Dataset entries -
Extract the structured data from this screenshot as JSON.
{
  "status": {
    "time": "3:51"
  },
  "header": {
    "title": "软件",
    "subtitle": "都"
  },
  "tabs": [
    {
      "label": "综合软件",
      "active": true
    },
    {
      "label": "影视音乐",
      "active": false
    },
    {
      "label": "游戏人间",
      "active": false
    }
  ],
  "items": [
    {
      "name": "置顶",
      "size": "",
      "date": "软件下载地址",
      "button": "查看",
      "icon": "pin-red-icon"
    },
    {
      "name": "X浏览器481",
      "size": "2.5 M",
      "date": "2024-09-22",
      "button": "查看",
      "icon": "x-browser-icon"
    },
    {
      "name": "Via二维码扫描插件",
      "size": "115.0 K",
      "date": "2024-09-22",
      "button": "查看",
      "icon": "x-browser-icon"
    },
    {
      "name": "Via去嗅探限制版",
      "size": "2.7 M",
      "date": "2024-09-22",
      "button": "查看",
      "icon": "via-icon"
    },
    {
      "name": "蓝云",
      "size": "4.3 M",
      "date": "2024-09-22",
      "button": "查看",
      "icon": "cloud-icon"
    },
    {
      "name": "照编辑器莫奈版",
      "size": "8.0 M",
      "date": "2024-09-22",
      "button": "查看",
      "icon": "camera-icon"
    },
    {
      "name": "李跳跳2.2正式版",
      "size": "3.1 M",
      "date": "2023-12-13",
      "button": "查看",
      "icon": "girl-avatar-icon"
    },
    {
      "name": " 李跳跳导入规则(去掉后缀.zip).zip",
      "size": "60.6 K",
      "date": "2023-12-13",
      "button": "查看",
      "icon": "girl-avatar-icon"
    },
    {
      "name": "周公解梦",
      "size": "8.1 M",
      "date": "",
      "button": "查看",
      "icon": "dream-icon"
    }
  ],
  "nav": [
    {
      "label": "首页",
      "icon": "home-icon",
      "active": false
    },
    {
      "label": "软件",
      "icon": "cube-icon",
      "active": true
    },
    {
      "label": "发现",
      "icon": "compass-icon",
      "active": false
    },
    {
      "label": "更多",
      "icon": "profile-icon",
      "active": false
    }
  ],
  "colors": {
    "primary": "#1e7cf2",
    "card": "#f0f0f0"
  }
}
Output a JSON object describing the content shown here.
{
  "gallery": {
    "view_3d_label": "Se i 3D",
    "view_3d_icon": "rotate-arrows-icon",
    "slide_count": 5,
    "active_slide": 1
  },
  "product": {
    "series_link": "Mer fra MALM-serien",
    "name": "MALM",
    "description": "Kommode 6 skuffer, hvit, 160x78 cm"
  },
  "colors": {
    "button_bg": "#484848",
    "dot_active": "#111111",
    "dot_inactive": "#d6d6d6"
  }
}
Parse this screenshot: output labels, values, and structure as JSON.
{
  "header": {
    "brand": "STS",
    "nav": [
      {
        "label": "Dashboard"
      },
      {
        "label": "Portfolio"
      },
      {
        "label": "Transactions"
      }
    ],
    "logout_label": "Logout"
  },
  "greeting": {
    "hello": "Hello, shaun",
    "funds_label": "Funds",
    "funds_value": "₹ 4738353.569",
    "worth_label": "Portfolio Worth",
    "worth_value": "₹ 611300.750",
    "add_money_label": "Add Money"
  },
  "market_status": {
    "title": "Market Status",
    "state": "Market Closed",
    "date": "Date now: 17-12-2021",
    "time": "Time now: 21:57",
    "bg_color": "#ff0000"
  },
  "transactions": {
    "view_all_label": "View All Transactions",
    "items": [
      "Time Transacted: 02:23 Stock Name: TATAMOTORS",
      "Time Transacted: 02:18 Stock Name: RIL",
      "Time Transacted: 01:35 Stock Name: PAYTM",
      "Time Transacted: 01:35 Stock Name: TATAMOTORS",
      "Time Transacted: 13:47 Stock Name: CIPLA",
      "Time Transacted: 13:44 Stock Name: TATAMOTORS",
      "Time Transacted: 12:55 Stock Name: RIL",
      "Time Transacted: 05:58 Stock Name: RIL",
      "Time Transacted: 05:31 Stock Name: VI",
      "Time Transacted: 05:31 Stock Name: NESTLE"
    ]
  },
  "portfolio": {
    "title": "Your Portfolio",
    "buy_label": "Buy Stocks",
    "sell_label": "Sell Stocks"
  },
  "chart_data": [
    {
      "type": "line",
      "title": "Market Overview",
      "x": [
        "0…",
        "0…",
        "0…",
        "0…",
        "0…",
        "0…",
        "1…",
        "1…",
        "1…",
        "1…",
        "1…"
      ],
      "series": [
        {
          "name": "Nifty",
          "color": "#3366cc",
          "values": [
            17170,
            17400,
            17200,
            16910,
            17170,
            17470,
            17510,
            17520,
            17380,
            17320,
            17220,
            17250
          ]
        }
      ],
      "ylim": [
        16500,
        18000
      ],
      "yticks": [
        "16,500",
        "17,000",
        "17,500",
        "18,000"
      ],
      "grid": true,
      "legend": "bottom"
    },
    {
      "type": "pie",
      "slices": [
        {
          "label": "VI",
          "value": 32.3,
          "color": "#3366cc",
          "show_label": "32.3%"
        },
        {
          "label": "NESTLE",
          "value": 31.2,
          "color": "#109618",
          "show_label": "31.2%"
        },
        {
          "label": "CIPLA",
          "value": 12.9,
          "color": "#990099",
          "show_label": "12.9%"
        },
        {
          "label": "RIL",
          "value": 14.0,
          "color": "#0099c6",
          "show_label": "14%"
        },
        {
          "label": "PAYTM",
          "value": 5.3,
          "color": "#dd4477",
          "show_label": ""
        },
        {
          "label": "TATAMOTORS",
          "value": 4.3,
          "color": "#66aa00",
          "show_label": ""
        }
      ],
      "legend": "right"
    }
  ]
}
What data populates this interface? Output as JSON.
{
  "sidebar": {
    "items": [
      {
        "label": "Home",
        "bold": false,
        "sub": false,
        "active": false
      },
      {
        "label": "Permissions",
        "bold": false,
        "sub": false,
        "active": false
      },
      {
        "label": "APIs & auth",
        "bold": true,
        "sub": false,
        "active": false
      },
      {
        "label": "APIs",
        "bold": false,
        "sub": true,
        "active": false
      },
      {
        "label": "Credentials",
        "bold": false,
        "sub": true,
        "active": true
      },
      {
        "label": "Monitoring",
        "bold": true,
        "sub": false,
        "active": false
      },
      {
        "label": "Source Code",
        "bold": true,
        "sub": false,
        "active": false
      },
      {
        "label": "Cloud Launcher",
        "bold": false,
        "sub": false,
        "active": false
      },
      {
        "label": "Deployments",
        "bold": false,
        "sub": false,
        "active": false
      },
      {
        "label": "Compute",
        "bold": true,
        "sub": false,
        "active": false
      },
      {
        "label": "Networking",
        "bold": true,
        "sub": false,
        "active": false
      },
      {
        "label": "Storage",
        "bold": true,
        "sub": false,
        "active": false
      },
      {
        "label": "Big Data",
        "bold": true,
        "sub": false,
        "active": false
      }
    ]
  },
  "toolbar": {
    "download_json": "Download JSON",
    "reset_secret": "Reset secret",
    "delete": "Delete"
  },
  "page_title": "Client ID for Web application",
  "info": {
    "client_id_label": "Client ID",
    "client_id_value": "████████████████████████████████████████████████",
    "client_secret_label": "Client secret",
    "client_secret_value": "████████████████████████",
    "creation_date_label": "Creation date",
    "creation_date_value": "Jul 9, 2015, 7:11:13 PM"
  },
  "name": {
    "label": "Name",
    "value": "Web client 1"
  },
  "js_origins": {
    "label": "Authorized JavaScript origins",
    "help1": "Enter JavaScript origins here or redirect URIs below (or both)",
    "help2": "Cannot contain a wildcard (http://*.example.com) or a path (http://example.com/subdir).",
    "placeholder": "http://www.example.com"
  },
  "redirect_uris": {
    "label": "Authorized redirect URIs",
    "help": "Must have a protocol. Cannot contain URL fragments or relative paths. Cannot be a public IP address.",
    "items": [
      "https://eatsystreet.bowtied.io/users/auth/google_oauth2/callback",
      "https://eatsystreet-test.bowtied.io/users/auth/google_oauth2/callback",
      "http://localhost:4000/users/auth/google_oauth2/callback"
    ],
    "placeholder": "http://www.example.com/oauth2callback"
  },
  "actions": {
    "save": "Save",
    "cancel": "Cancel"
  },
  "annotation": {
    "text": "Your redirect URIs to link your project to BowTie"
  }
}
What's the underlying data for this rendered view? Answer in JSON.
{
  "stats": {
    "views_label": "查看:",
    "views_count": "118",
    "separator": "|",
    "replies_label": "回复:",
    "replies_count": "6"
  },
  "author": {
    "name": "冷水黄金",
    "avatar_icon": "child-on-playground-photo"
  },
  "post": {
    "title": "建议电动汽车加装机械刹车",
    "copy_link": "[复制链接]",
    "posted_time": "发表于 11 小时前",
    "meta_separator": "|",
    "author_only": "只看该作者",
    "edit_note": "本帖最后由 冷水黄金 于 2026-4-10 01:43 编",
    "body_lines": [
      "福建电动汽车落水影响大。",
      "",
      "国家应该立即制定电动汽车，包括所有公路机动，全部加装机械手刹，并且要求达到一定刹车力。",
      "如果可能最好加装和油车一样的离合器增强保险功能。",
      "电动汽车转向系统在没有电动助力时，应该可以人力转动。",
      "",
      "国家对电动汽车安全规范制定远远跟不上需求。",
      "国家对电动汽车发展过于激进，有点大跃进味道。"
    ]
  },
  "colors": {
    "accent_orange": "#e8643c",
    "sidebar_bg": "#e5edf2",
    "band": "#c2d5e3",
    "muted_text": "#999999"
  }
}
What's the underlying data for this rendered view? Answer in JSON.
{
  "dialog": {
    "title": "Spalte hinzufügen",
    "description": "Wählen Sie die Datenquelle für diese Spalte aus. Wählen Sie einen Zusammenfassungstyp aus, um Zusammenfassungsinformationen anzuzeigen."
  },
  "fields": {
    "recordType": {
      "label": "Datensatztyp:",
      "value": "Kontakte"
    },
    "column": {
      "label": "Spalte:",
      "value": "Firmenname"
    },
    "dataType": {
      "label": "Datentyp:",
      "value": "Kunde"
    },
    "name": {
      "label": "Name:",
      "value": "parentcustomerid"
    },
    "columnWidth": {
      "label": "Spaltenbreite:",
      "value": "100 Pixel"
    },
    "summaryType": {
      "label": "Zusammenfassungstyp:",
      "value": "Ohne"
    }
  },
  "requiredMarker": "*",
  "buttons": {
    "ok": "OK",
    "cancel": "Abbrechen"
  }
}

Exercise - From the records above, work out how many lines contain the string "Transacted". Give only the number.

Solution below - 10